Snags, large down logs, and big decadent trees provide food and shelter to more than 40 percent of wildlife species in Pacific Northwest forests. They are important structures for cavity-dependent birds and small mammals, food sources for woodpeckers and other foragers, and slowly release nutrients into the ecosystem with the help of decomposer critters.
When carrying out stewardship activities to help grow ecologically-complex and productive forests, there are things you can do to ensure your efforts are welcoming to our feathered friends.
Landowners in San Juan County are addressing the unique challenges of managing island forests for both ecological health and economic viability. NNRG and our partners have worked with many island forests, conducting one-on-one site visits, developing management plans, hosting tours and classes. Increasingly, landowners have sought instruction on how to manage their overstocked stands for improved forest health. They […]
Many forest owners want to reap a diverse harvest from their land: ecological, social, and financial benefits, all from the same forest. The question they ask: How to achieve these good intentions? Fostering a future grove of old-growth or restoring an oak woodland may mean thinning out extra trees through commercial harvest. Creating a home for pileated […]

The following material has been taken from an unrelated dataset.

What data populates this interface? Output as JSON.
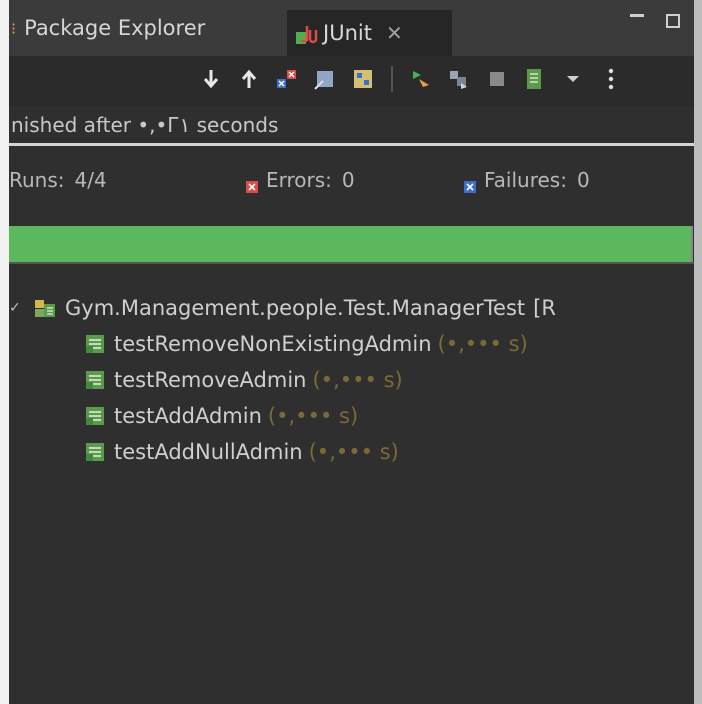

Giving landowners the decision-making tools they need to become informed forest stewards Landowners can encounter barriers that prevent them from taking an active approach to stewarding their forests. We interviewed landowners to understand their stewardship concerns, their sources of information, and the factors that influence their management activities. Landowners make decisions based on their understanding of their […]